To state a claim for relief under 42 U.S.C. § 1983, a plaintiff must allege that: 1) he was deprived of a right secured by the Constitution or laws of the United States; and 2) the deprivation was visited upon him by a person or persons acting under color of state law. Buchanan-Moore v. County of Milwaukee, 570 F.3d 824, 827 (7th Cir. 2009) (citing Kramer v. Village of North Fond du Lac, 384 F.3d 856, 861 (7th Cir. 2004)); see also Gomez v. Toledo, 446 U.S. 635, 640 (1980). The Court is obliged to give the plaintiff’s pro se allegations, “however inartfully pleaded, ” a liberal construction. See Erickson v. Pardus, 551 U.S. 89, 94 (2007) (quoting Estelle v. Gamble, 429 U.S. 97, 106 (1976)).
According to the complaint, the plaintiff is a Mexican citizen confined at the Kenosha County Detention Center (KCDC). He is suing Alex Felomi, who works for “ICE” (Immigration and Customs Enforcement); KCDC Nurse Rebecca; Unknown KCDC Medical Personnel; and Unknown ICE Administrators.

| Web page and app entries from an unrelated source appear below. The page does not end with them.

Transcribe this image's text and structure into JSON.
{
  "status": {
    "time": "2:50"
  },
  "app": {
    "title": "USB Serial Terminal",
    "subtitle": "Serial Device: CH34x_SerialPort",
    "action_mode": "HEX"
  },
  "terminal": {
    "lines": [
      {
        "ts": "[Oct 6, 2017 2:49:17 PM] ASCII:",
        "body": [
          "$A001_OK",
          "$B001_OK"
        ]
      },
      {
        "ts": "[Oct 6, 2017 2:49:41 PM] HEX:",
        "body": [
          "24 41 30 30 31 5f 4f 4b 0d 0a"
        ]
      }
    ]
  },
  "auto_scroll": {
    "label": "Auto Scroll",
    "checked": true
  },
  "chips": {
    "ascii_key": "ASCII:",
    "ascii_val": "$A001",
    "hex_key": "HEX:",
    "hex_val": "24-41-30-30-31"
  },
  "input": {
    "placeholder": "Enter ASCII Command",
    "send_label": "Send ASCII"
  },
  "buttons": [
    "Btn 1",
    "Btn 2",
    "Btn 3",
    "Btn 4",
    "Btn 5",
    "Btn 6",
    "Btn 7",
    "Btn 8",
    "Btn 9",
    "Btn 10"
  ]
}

The plaintiff alleges that on December 16, 2015, he saw the dentist at the KCDC after waiting in pain for more than forty days. Nurse Rebecca used a sharp-edged device to take x-rays, which cut the inside of the plaintiff’s mouth. After viewing the x-rays, the dentist numbed his mouth and removed half of the plaintiff’s tooth. The dentist told the plaintiff that he did not have the proper equipment to remove the other half, and that they would have to send him to an outside clinic. The dentist also would not install a filling on the plaintiff’s upper tooth, telling the plaintiff that the filling could wait until he went home.
The plaintiff was in pain for the next fourteen days. He submitted requests and complaints about his pain and suffering. On the morning of December 30, 2015, the nurse told the plaintiff that he would not see the dentist that day because of the holidays.
On January 4, 2016, Nurse Rebecca assured the plaintiff that he would see the dentist as soon as ICE approved him. The plaintiff replied, “that ICE says that it is up to KCDC.” (Dkt. No. 1-1 at 1.) Nurse Rebecca then stated that the plaintiff had been talking with the wrong person. The plaintiff asked for the person’s name, and she told him it was Alex Felomi.
A few days later, the nurse told the plaintiff that defendant Felomi did not approve the plaintiff to see a dentist. The nurse also said that she would talk to Felomi, but the plaintiff has not heard anything since then.
The plaintiff claims that the dentist, Alex Felomi, Nurse Rebecca, ICE Department Personnel, and KCDC Medical Personnel have been deliberately ...